**Extracted information:**
----

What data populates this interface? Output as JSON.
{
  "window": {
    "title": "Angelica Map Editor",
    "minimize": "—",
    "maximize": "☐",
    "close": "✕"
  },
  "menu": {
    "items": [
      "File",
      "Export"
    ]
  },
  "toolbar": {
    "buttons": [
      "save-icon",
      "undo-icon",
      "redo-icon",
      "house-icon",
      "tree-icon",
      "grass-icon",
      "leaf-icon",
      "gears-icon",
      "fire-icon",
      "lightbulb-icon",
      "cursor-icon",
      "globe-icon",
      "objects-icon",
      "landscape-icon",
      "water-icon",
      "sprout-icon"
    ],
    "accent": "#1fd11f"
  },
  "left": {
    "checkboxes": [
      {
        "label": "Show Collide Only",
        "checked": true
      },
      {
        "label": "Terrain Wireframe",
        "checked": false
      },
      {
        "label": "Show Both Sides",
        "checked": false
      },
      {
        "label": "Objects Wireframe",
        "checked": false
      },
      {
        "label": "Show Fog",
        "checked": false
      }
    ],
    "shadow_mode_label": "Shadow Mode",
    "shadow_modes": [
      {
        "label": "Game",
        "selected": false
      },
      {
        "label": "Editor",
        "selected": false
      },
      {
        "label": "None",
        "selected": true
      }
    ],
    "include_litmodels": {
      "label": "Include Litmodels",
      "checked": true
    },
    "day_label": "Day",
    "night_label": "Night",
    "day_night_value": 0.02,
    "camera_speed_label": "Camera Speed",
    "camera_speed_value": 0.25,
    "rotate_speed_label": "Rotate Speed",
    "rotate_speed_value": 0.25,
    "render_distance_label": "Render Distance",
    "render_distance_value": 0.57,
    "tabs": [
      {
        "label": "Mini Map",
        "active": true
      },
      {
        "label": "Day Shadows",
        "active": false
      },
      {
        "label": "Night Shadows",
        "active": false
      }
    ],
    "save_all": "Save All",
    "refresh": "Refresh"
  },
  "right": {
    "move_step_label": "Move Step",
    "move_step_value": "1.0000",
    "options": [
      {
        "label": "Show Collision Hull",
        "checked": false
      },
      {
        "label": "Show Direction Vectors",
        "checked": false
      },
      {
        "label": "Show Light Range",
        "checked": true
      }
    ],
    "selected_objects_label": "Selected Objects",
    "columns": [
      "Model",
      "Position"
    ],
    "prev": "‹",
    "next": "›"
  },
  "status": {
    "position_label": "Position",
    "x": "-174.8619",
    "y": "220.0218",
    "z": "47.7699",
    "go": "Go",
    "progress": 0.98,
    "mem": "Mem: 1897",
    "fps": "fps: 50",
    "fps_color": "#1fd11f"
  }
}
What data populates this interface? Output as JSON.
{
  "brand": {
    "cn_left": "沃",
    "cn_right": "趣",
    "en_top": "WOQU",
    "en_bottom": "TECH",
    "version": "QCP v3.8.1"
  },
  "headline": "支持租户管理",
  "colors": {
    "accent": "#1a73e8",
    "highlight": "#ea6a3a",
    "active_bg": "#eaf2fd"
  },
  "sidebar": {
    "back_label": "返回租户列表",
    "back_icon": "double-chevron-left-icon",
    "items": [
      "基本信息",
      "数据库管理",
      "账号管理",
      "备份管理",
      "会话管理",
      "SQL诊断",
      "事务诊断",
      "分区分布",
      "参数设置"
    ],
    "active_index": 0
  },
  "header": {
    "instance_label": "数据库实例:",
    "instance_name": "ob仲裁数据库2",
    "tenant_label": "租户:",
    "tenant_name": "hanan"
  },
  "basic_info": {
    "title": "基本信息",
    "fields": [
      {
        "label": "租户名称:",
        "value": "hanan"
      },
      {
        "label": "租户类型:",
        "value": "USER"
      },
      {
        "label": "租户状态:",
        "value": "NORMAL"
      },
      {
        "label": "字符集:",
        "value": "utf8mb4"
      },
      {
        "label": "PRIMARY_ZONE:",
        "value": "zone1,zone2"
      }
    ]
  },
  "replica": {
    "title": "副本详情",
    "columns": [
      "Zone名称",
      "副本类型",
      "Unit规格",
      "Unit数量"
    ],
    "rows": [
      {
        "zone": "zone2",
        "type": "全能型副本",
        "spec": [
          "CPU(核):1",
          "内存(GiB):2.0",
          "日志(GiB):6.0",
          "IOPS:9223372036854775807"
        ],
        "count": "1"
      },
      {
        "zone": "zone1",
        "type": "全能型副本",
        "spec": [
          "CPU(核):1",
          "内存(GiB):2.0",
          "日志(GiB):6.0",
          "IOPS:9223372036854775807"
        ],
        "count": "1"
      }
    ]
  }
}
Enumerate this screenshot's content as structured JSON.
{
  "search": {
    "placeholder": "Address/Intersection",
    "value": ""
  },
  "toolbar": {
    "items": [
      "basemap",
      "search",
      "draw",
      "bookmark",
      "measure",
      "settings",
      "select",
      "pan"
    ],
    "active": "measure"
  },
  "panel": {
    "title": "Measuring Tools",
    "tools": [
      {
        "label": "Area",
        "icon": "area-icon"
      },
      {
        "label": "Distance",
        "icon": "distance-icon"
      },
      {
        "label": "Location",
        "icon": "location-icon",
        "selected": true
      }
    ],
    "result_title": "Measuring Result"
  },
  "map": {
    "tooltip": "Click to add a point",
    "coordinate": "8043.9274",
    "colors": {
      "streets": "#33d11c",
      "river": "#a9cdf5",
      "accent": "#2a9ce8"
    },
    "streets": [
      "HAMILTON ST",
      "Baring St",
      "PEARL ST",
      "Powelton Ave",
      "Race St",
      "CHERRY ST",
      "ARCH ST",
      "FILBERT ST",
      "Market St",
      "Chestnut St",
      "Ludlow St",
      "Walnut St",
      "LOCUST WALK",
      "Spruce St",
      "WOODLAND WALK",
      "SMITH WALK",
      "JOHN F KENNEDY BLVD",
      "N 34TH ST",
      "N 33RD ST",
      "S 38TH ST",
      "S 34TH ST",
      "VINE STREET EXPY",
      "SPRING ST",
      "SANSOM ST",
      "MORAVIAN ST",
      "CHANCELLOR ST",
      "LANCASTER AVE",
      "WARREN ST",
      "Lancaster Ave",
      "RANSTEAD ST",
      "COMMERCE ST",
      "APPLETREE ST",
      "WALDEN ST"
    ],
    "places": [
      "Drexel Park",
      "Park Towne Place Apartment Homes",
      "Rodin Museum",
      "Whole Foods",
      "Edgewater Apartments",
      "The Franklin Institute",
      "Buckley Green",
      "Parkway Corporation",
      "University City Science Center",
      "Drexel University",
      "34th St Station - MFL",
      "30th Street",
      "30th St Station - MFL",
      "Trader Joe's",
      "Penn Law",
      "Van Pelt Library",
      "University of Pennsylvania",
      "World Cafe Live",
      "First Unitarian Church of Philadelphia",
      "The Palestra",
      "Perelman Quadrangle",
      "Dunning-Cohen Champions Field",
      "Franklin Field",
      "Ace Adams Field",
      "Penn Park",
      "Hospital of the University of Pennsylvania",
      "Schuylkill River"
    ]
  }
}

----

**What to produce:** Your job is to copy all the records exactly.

**Solution for this task:**
What data populates this interface? Output as JSON.
{
  "window": {
    "title": "Angelica Map Editor",
    "minimize": "—",
    "maximize": "☐",
    "close": "✕"
  },
  "menu": {
    "items": [
      "File",
      "Export"
    ]
  },
  "toolbar": {
    "buttons": [
      "save-icon",
      "undo-icon",
      "redo-icon",
      "house-icon",
      "tree-icon",
      "grass-icon",
      "leaf-icon",
      "gears-icon",
      "fire-icon",
      "lightbulb-icon",
      "cursor-icon",
      "globe-icon",
      "objects-icon",
      "landscape-icon",
      "water-icon",
      "sprout-icon"
    ],
    "accent": "#1fd11f"
  },
  "left": {
    "checkboxes": [
      {
        "label": "Show Collide Only",
        "checked": true
      },
      {
        "label": "Terrain Wireframe",
        "checked": false
      },
      {
        "label": "Show Both Sides",
        "checked": false
      },
      {
        "label": "Objects Wireframe",
        "checked": false
      },
      {
        "label": "Show Fog",
        "checked": false
      }
    ],
    "shadow_mode_label": "Shadow Mode",
    "shadow_modes": [
      {
        "label": "Game",
        "selected": false
      },
      {
        "label": "Editor",
        "selected": false
      },
      {
        "label": "None",
        "selected": true
      }
    ],
    "include_litmodels": {
      "label": "Include Litmodels",
      "checked": true
    },
    "day_label": "Day",
    "night_label": "Night",
    "day_night_value": 0.02,
    "camera_speed_label": "Camera Speed",
    "camera_speed_value": 0.25,
    "rotate_speed_label": "Rotate Speed",
    "rotate_speed_value": 0.25,
    "render_distance_label": "Render Distance",
    "render_distance_value": 0.57,
    "tabs": [
      {
        "label": "Mini Map",
        "active": true
      },
      {
        "label": "Day Shadows",
        "active": false
      },
      {
        "label": "Night Shadows",
        "active": false
      }
    ],
    "save_all": "Save All",
    "refresh": "Refresh"
  },
  "right": {
    "move_step_label": "Move Step",
    "move_step_value": "1.0000",
    "options": [
      {
        "label": "Show Collision Hull",
        "checked": false
      },
      {
        "label": "Show Direction Vectors",
        "checked": false
      },
      {
        "label": "Show Light Range",
        "checked": true
      }
    ],
    "selected_objects_label": "Selected Objects",
    "columns": [
      "Model",
      "Position"
    ],
    "prev": "‹",
    "next": "›"
  },
  "status": {
    "position_label": "Position",
    "x": "-174.8619",
    "y": "220.0218",
    "z": "47.7699",
    "go": "Go",
    "progress": 0.98,
    "mem": "Mem: 1897",
    "fps": "fps: 50",
    "fps_color": "#1fd11f"
  }
}
What data populates this interface? Output as JSON.
{
  "brand": {
    "cn_left": "沃",
    "cn_right": "趣",
    "en_top": "WOQU",
    "en_bottom": "TECH",
    "version": "QCP v3.8.1"
  },
  "headline": "支持租户管理",
  "colors": {
    "accent": "#1a73e8",
    "highlight": "#ea6a3a",
    "active_bg": "#eaf2fd"
  },
  "sidebar": {
    "back_label": "返回租户列表",
    "back_icon": "double-chevron-left-icon",
    "items": [
      "基本信息",
      "数据库管理",
      "账号管理",
      "备份管理",
      "会话管理",
      "SQL诊断",
      "事务诊断",
      "分区分布",
      "参数设置"
    ],
    "active_index": 0
  },
  "header": {
    "instance_label": "数据库实例:",
    "instance_name": "ob仲裁数据库2",
    "tenant_label": "租户:",
    "tenant_name": "hanan"
  },
  "basic_info": {
    "title": "基本信息",
    "fields": [
      {
        "label": "租户名称:",
        "value": "hanan"
      },
      {
        "label": "租户类型:",
        "value": "USER"
      },
      {
        "label": "租户状态:",
        "value": "NORMAL"
      },
      {
        "label": "字符集:",
        "value": "utf8mb4"
      },
      {
        "label": "PRIMARY_ZONE:",
        "value": "zone1,zone2"
      }
    ]
  },
  "replica": {
    "title": "副本详情",
    "columns": [
      "Zone名称",
      "副本类型",
      "Unit规格",
      "Unit数量"
    ],
    "rows": [
      {
        "zone": "zone2",
        "type": "全能型副本",
        "spec": [
          "CPU(核):1",
          "内存(GiB):2.0",
          "日志(GiB):6.0",
          "IOPS:9223372036854775807"
        ],
        "count": "1"
      },
      {
        "zone": "zone1",
        "type": "全能型副本",
        "spec": [
          "CPU(核):1",
          "内存(GiB):2.0",
          "日志(GiB):6.0",
          "IOPS:9223372036854775807"
        ],
        "count": "1"
      }
    ]
  }
}
Enumerate this screenshot's content as structured JSON.
{
  "search": {
    "placeholder": "Address/Intersection",
    "value": ""
  },
  "toolbar": {
    "items": [
      "basemap",
      "search",
      "draw",
      "bookmark",
      "measure",
      "settings",
      "select",
      "pan"
    ],
    "active": "measure"
  },
  "panel": {
    "title": "Measuring Tools",
    "tools": [
      {
        "label": "Area",
        "icon": "area-icon"
      },
      {
        "label": "Distance",
        "icon": "distance-icon"
      },
      {
        "label": "Location",
        "icon": "location-icon",
        "selected": true
      }
    ],
    "result_title": "Measuring Result"
  },
  "map": {
    "tooltip": "Click to add a point",
    "coordinate": "8043.9274",
    "colors": {
      "streets": "#33d11c",
      "river": "#a9cdf5",
      "accent": "#2a9ce8"
    },
    "streets": [
      "HAMILTON ST",
      "Baring St",
      "PEARL ST",
      "Powelton Ave",
      "Race St",
      "CHERRY ST",
      "ARCH ST",
      "FILBERT ST",
      "Market St",
      "Chestnut St",
      "Ludlow St",
      "Walnut St",
      "LOCUST WALK",
      "Spruce St",
      "WOODLAND WALK",
      "SMITH WALK",
      "JOHN F KENNEDY BLVD",
      "N 34TH ST",
      "N 33RD ST",
      "S 38TH ST",
      "S 34TH ST",
      "VINE STREET EXPY",
      "SPRING ST",
      "SANSOM ST",
      "MORAVIAN ST",
      "CHANCELLOR ST",
      "LANCASTER AVE",
      "WARREN ST",
      "Lancaster Ave",
      "RANSTEAD ST",
      "COMMERCE ST",
      "APPLETREE ST",
      "WALDEN ST"
    ],
    "places": [
      "Drexel Park",
      "Park Towne Place Apartment Homes",
      "Rodin Museum",
      "Whole Foods",
      "Edgewater Apartments",
      "The Franklin Institute",
      "Buckley Green",
      "Parkway Corporation",
      "University City Science Center",
      "Drexel University",
      "34th St Station - MFL",
      "30th Street",
      "30th St Station - MFL",
      "Trader Joe's",
      "Penn Law",
      "Van Pelt Library",
      "University of Pennsylvania",
      "World Cafe Live",
      "First Unitarian Church of Philadelphia",
      "The Palestra",
      "Perelman Quadrangle",
      "Dunning-Cohen Champions Field",
      "Franklin Field",
      "Ace Adams Field",
      "Penn Park",
      "Hospital of the University of Pennsylvania",
      "Schuylkill River"
    ]
  }
}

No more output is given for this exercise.